Word for word, and without a single picture, repeat the entries.

(Entries from a dataset of interfaces)
----------------------------------------
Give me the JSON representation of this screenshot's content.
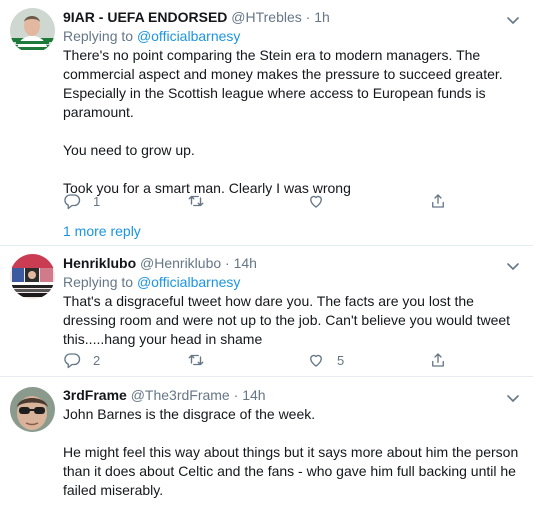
{
  "tweets": [
    {
      "display_name": "9IAR - UEFA ENDORSED",
      "handle": "@HTrebles",
      "separator": "·",
      "time": "1h",
      "reply_prefix": "Replying to ",
      "reply_to": "@officialbarnesy",
      "paragraphs": [
        "There's no point comparing the Stein era to modern managers. The commercial aspect and money makes the pressure to succeed greater. Especially in the Scottish league where access to European funds is paramount.",
        "You need to grow up.",
        "Took you for a smart man. Clearly I was wrong"
      ],
      "reply_count": "1",
      "retweet_count": "",
      "like_count": "",
      "avatar_icon": "celtic-hoops-avatar"
    },
    {
      "display_name": "Henriklubo",
      "handle": "@Henriklubo",
      "separator": "·",
      "time": "14h",
      "reply_prefix": "Replying to ",
      "reply_to": "@officialbarnesy",
      "paragraphs": [
        "That's a disgraceful tweet how dare you. The facts are you lost the dressing room and were not up to the job. Can't believe you would tweet this.....hang your head in shame"
      ],
      "reply_count": "2",
      "retweet_count": "",
      "like_count": "5",
      "avatar_icon": "collage-avatar"
    },
    {
      "display_name": "3rdFrame",
      "handle": "@The3rdFrame",
      "separator": "·",
      "time": "14h",
      "paragraphs": [
        "John Barnes is the disgrace of the week.",
        "He might feel this way about things but it says more about him the person than it does about Celtic and the fans - who gave him full backing until he failed miserably."
      ],
      "avatar_icon": "sunglasses-avatar"
    }
  ],
  "more_replies_label": "1 more reply",
  "colors": {
    "link": "#1b95e0",
    "secondary_text": "#657786",
    "divider": "#e6ecf0"
  }
}
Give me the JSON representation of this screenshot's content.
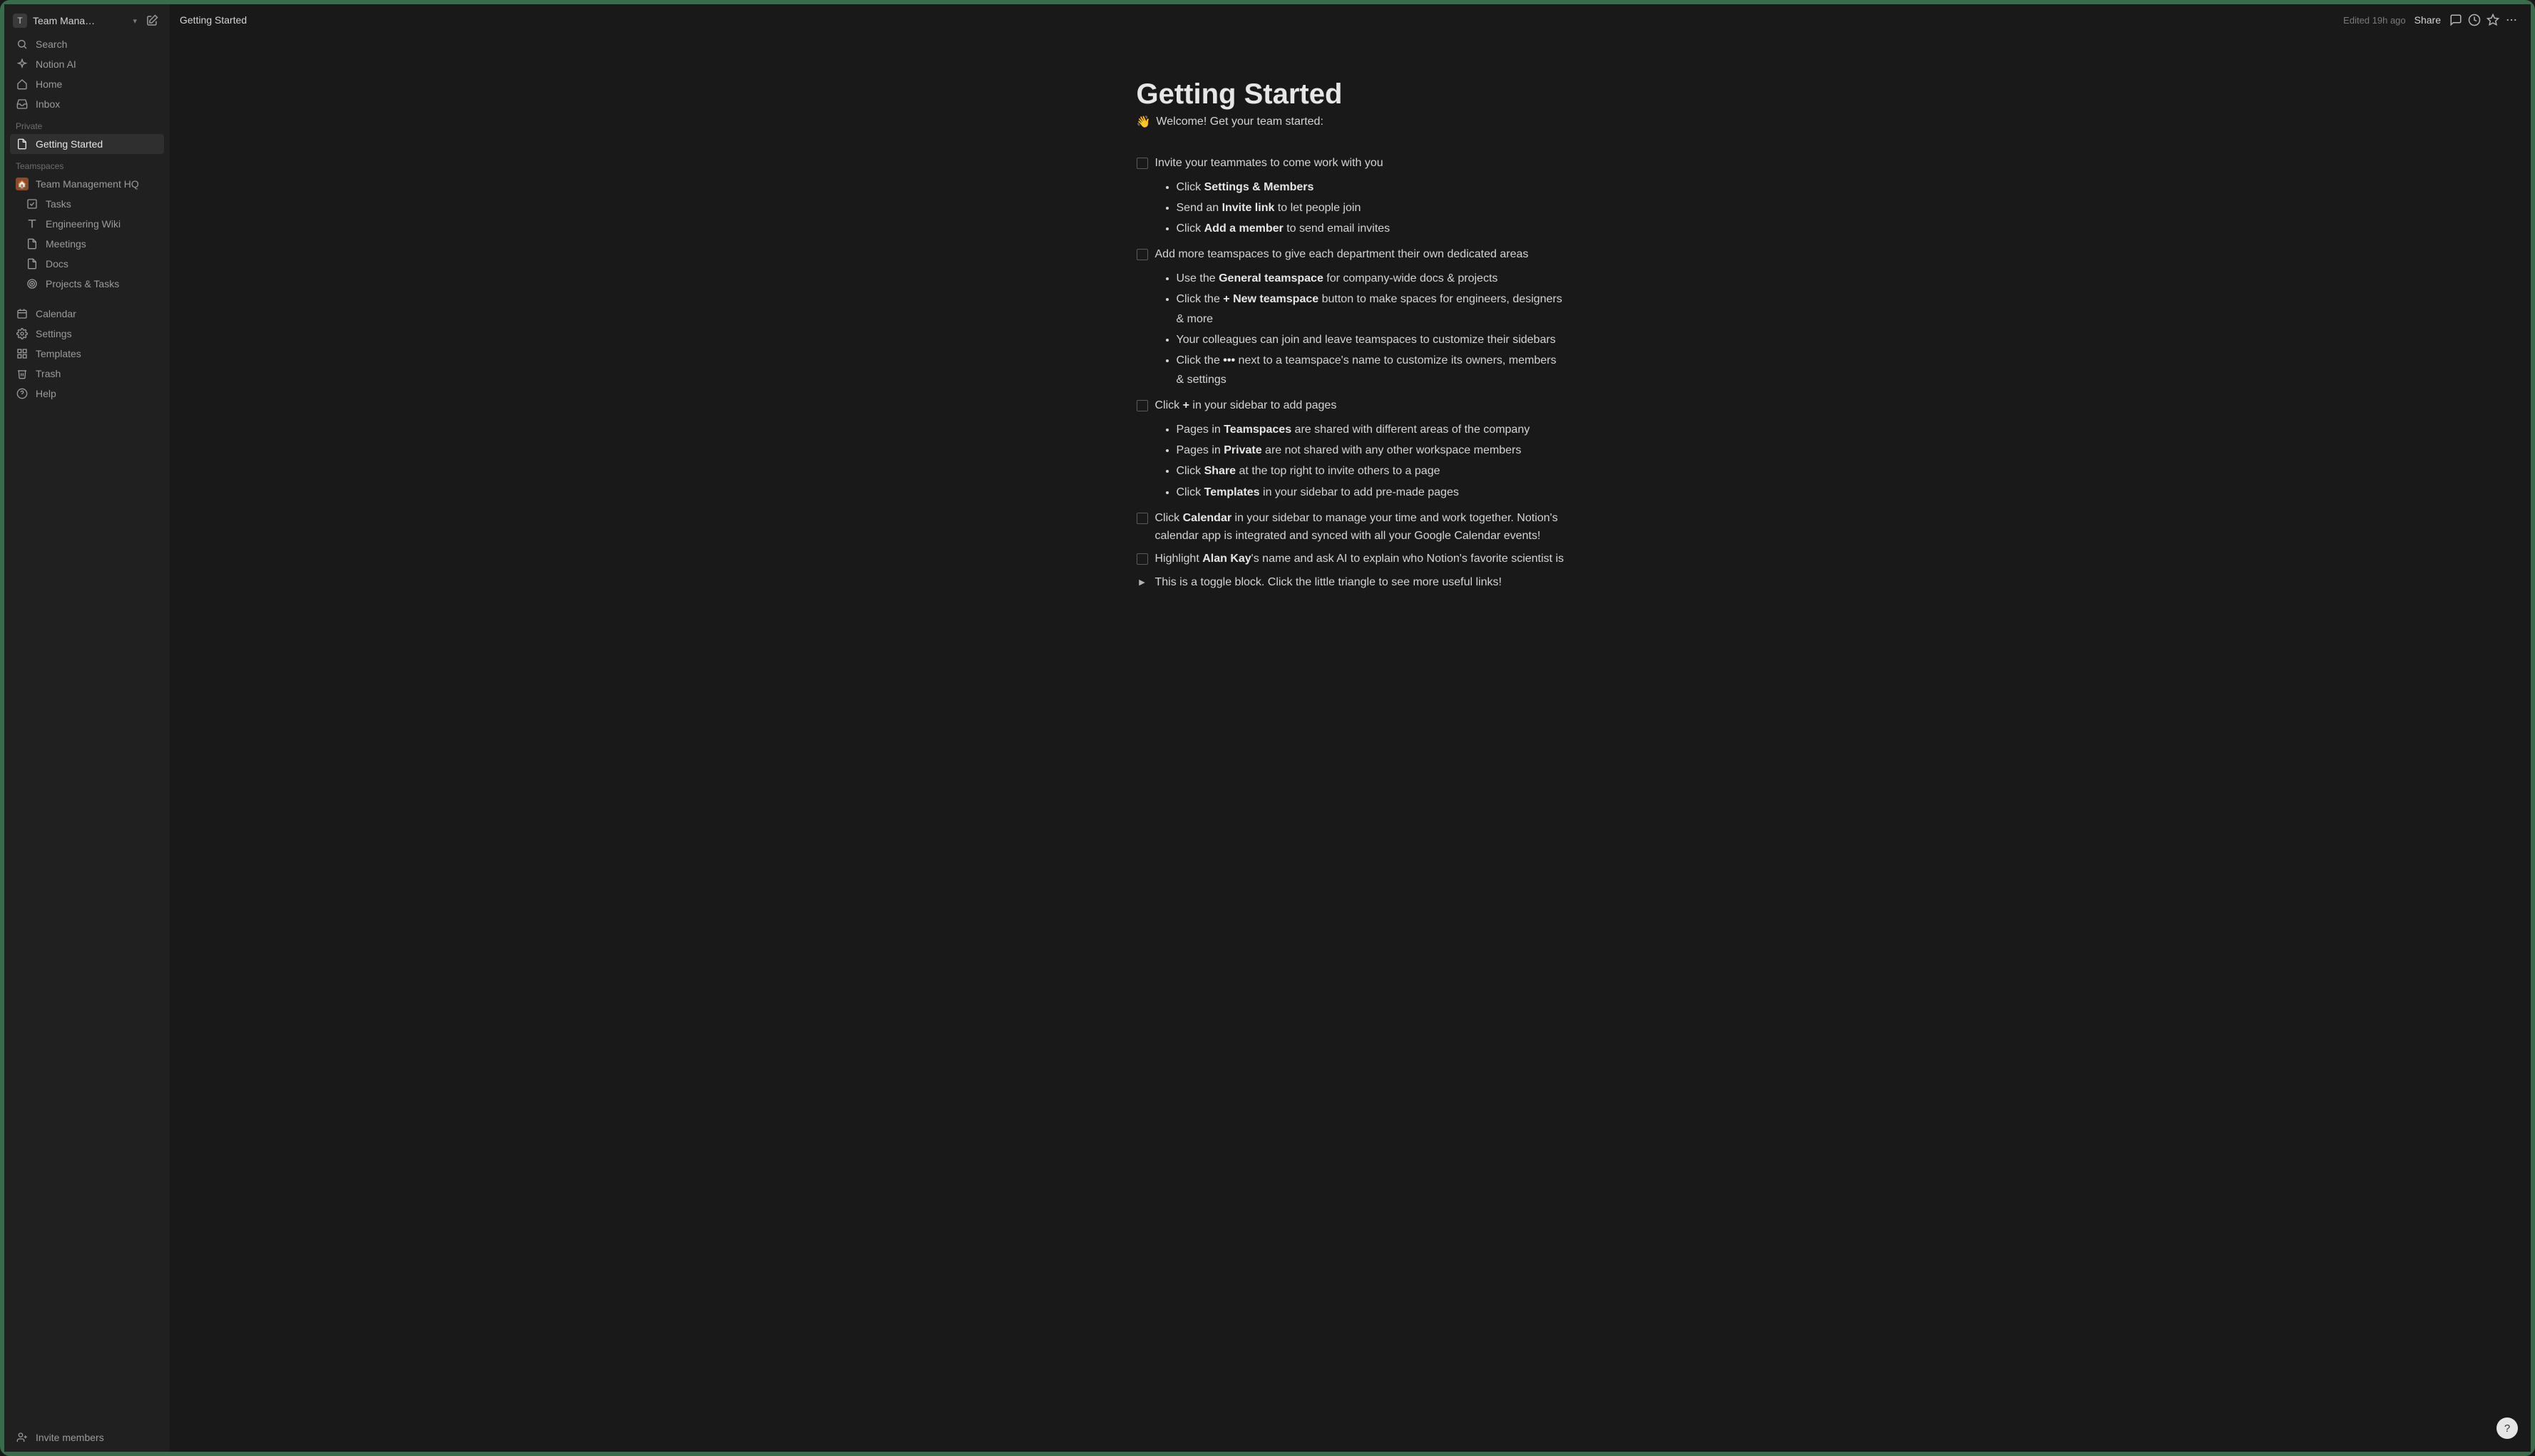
{
  "workspace": {
    "initial": "T",
    "name": "Team Mana…"
  },
  "sidebar": {
    "top": [
      {
        "icon": "search",
        "label": "Search"
      },
      {
        "icon": "sparkle",
        "label": "Notion AI"
      },
      {
        "icon": "home",
        "label": "Home"
      },
      {
        "icon": "inbox",
        "label": "Inbox"
      }
    ],
    "private_label": "Private",
    "private_items": [
      {
        "icon": "page",
        "label": "Getting Started",
        "active": true
      }
    ],
    "teamspaces_label": "Teamspaces",
    "teamspace_name": "Team Management HQ",
    "teamspace_items": [
      {
        "icon": "check",
        "label": "Tasks"
      },
      {
        "icon": "book",
        "label": "Engineering Wiki"
      },
      {
        "icon": "page",
        "label": "Meetings"
      },
      {
        "icon": "page",
        "label": "Docs"
      },
      {
        "icon": "target",
        "label": "Projects & Tasks"
      }
    ],
    "bottom": [
      {
        "icon": "calendar",
        "label": "Calendar"
      },
      {
        "icon": "gear",
        "label": "Settings"
      },
      {
        "icon": "templates",
        "label": "Templates"
      },
      {
        "icon": "trash",
        "label": "Trash"
      },
      {
        "icon": "help",
        "label": "Help"
      }
    ],
    "invite": "Invite members"
  },
  "topbar": {
    "breadcrumb": "Getting Started",
    "edited": "Edited 19h ago",
    "share": "Share"
  },
  "page": {
    "title": "Getting Started",
    "welcome_emoji": "👋",
    "welcome": "Welcome! Get your team started:",
    "todos": [
      {
        "text": "Invite your teammates to come work with you",
        "subs": [
          {
            "pre": "Click ",
            "bold": "Settings & Members",
            "post": ""
          },
          {
            "pre": "Send an ",
            "bold": "Invite link",
            "post": " to let people join"
          },
          {
            "pre": "Click ",
            "bold": "Add a member",
            "post": " to send email invites"
          }
        ]
      },
      {
        "text": "Add more teamspaces to give each department their own dedicated areas",
        "subs": [
          {
            "pre": "Use the ",
            "bold": "General teamspace",
            "post": " for company-wide docs & projects"
          },
          {
            "pre": "Click the ",
            "bold": "+ New teamspace",
            "post": " button to make spaces for engineers, designers & more"
          },
          {
            "pre": "Your colleagues can join and leave teamspaces to customize their sidebars",
            "bold": "",
            "post": ""
          },
          {
            "pre": "Click the ",
            "bold": "•••",
            "post": " next to a teamspace's name to customize its owners, members & settings"
          }
        ]
      },
      {
        "text_pre": "Click ",
        "text_bold": "+",
        "text_post": " in your sidebar to add pages",
        "subs": [
          {
            "pre": "Pages in ",
            "bold": "Teamspaces",
            "post": " are shared with different areas of the company"
          },
          {
            "pre": "Pages in ",
            "bold": "Private",
            "post": " are not shared with any other workspace members"
          },
          {
            "pre": "Click ",
            "bold": "Share",
            "post": " at the top right to invite others to a page"
          },
          {
            "pre": "Click ",
            "bold": "Templates",
            "post": " in your sidebar to add pre-made pages"
          }
        ]
      },
      {
        "text_pre": "Click ",
        "text_bold": "Calendar",
        "text_post": " in your sidebar to manage your time and work together. Notion's calendar app is integrated and synced with all your Google Calendar events!",
        "subs": []
      },
      {
        "text_pre": "Highlight ",
        "text_bold": "Alan Kay",
        "text_post": "'s name and ask AI to explain who Notion's favorite scientist is",
        "subs": []
      }
    ],
    "toggle": "This is a toggle block. Click the little triangle to see more useful links!"
  },
  "help_badge": "?"
}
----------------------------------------
RESPONSE -
Give me the JSON representation of this screenshot's content.
{
  "tweets": [
    {
      "display_name": "9IAR - UEFA ENDORSED",
      "handle": "@HTrebles",
      "separator": "·",
      "time": "1h",
      "reply_prefix": "Replying to ",
      "reply_to": "@officialbarnesy",
      "paragraphs": [
        "There's no point comparing the Stein era to modern managers. The commercial aspect and money makes the pressure to succeed greater. Especially in the Scottish league where access to European funds is paramount.",
        "You need to grow up.",
        "Took you for a smart man. Clearly I was wrong"
      ],
      "reply_count": "1",
      "retweet_count": "",
      "like_count": "",
      "avatar_icon": "celtic-hoops-avatar"
    },
    {
      "display_name": "Henriklubo",
      "handle": "@Henriklubo",
      "separator": "·",
      "time": "14h",
      "reply_prefix": "Replying to ",
      "reply_to": "@officialbarnesy",
      "paragraphs": [
        "That's a disgraceful tweet how dare you. The facts are you lost the dressing room and were not up to the job. Can't believe you would tweet this.....hang your head in shame"
      ],
      "reply_count": "2",
      "retweet_count": "",
      "like_count": "5",
      "avatar_icon": "collage-avatar"
    },
    {
      "display_name": "3rdFrame",
      "handle": "@The3rdFrame",
      "separator": "·",
      "time": "14h",
      "paragraphs": [
        "John Barnes is the disgrace of the week.",
        "He might feel this way about things but it says more about him the person than it does about Celtic and the fans - who gave him full backing until he failed miserably."
      ],
      "avatar_icon": "sunglasses-avatar"
    }
  ],
  "more_replies_label": "1 more reply",
  "colors": {
    "link": "#1b95e0",
    "secondary_text": "#657786",
    "divider": "#e6ecf0"
  }
}
Give me the JSON representation of this screenshot's content.
{
  "workspace": {
    "initial": "T",
    "name": "Team Mana…"
  },
  "sidebar": {
    "top": [
      {
        "icon": "search",
        "label": "Search"
      },
      {
        "icon": "sparkle",
        "label": "Notion AI"
      },
      {
        "icon": "home",
        "label": "Home"
      },
      {
        "icon": "inbox",
        "label": "Inbox"
      }
    ],
    "private_label": "Private",
    "private_items": [
      {
        "icon": "page",
        "label": "Getting Started",
        "active": true
      }
    ],
    "teamspaces_label": "Teamspaces",
    "teamspace_name": "Team Management HQ",
    "teamspace_items": [
      {
        "icon": "check",
        "label": "Tasks"
      },
      {
        "icon": "book",
        "label": "Engineering Wiki"
      },
      {
        "icon": "page",
        "label": "Meetings"
      },
      {
        "icon": "page",
        "label": "Docs"
      },
      {
        "icon": "target",
        "label": "Projects & Tasks"
      }
    ],
    "bottom": [
      {
        "icon": "calendar",
        "label": "Calendar"
      },
      {
        "icon": "gear",
        "label": "Settings"
      },
      {
        "icon": "templates",
        "label": "Templates"
      },
      {
        "icon": "trash",
        "label": "Trash"
      },
      {
        "icon": "help",
        "label": "Help"
      }
    ],
    "invite": "Invite members"
  },
  "topbar": {
    "breadcrumb": "Getting Started",
    "edited": "Edited 19h ago",
    "share": "Share"
  },
  "page": {
    "title": "Getting Started",
    "welcome_emoji": "👋",
    "welcome": "Welcome! Get your team started:",
    "todos": [
      {
        "text": "Invite your teammates to come work with you",
        "subs": [
          {
            "pre": "Click ",
            "bold": "Settings & Members",
            "post": ""
          },
          {
            "pre": "Send an ",
            "bold": "Invite link",
            "post": " to let people join"
          },
          {
            "pre": "Click ",
            "bold": "Add a member",
            "post": " to send email invites"
          }
        ]
      },
      {
        "text": "Add more teamspaces to give each department their own dedicated areas",
        "subs": [
          {
            "pre": "Use the ",
            "bold": "General teamspace",
            "post": " for company-wide docs & projects"
          },
          {
            "pre": "Click the ",
            "bold": "+ New teamspace",
            "post": " button to make spaces for engineers, designers & more"
          },
          {
            "pre": "Your colleagues can join and leave teamspaces to customize their sidebars",
            "bold": "",
            "post": ""
          },
          {
            "pre": "Click the ",
            "bold": "•••",
            "post": " next to a teamspace's name to customize its owners, members & settings"
          }
        ]
      },
      {
        "text_pre": "Click ",
        "text_bold": "+",
        "text_post": " in your sidebar to add pages",
        "subs": [
          {
            "pre": "Pages in ",
            "bold": "Teamspaces",
            "post": " are shared with different areas of the company"
          },
          {
            "pre": "Pages in ",
            "bold": "Private",
            "post": " are not shared with any other workspace members"
          },
          {
            "pre": "Click ",
            "bold": "Share",
            "post": " at the top right to invite others to a page"
          },
          {
            "pre": "Click ",
            "bold": "Templates",
            "post": " in your sidebar to add pre-made pages"
          }
        ]
      },
      {
        "text_pre": "Click ",
        "text_bold": "Calendar",
        "text_post": " in your sidebar to manage your time and work together. Notion's calendar app is integrated and synced with all your Google Calendar events!",
        "subs": []
      },
      {
        "text_pre": "Highlight ",
        "text_bold": "Alan Kay",
        "text_post": "'s name and ask AI to explain who Notion's favorite scientist is",
        "subs": []
      }
    ],
    "toggle": "This is a toggle block. Click the little triangle to see more useful links!"
  },
  "help_badge": "?"
}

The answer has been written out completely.